Jiansheng Yang, University of Rhode Island


This study addresses the fundamental science question of modeling land surface temperature (LST) by combining the field experiment, spatial interpolation, and satellite thermal infrared (TIR) remote sensing. Specific objectives of this study are to: (1) calibrate the spatial interpolation of LST using satellite-derived surface emissivity; (2) calibrate the conversion from at-satellite brightness temperature to LST using surface variables; and (3) simulate and predict the air temperature profiles in a forest canopy using field observations and satellite TIR data. To this end, Landsat Enhanced Thematic Mapper Plus (ETM+) TIR data were applied to derive surface emissivity and brightness temperature. Hourly temperature observations at national weather stations (NWS) within the study area were extracted from National Climatic Data Center (NCDC) and used to interpolate temperature surfaces. Field-observed temperatures were used to evaluate the interpolation process and to develop algorithms for predicting air temperature profiles in a forest canopy. The results showed that no single interpolation method was capable of obtaining accurate LST from weather station measurements. The accuracy of interpolated LST for the experimental site was significantly improved by calibration using satellite-derived surface emissivity. Brightness temperature derived from Landsat TIR data were well corrected using surface variables such as surface emissivity and solar zenith angle (SZA). The results also showed that split-window method can be adopted to estimate LST using brightness temperatures derived from Landsat-7 low-gain and high-gain TIR data. Twenty-four polynomial models were developed using field observations to simulate and predict the air temperature profiles in a forest canopy at any hour during a summer day. The results showed that the effects of diurnal and seasonal variations of the temperature had to be considered in predicting air temperatures profiles in forest canopy. This study demonstrated that the combination of satellite thermal remote sensing, spatial interpolation, and field empirical models is capable of obtaining accurate LST from Landsat TIR data and predicting air temperature profiles in forest canopy. ^

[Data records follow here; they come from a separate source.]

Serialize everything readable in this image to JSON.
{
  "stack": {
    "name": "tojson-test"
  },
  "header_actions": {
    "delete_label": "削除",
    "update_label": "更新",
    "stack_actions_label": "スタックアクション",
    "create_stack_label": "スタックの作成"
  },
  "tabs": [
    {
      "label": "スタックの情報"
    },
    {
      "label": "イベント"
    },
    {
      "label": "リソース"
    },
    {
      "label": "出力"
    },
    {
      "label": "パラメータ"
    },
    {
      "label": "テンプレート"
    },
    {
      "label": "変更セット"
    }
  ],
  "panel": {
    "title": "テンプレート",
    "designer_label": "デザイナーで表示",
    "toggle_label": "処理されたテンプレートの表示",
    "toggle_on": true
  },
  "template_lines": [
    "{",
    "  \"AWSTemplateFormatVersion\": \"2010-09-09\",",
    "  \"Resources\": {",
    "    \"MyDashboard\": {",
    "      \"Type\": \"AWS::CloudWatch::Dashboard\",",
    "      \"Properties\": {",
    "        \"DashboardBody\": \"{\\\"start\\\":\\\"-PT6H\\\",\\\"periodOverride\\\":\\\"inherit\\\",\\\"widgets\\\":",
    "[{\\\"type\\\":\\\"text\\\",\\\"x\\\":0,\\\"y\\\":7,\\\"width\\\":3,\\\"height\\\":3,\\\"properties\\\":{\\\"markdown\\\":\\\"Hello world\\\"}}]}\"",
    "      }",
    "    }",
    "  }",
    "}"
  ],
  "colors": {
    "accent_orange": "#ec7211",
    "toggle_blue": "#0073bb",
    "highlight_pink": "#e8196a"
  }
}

Subject Area

Environmental Sciences|Remote Sensing

Recommended Citation

Jiansheng Yang, "Remote sensing modeling of land surface temperature" (2003). Dissertations and Master's Theses (Campus Access). Paper AAI3112133.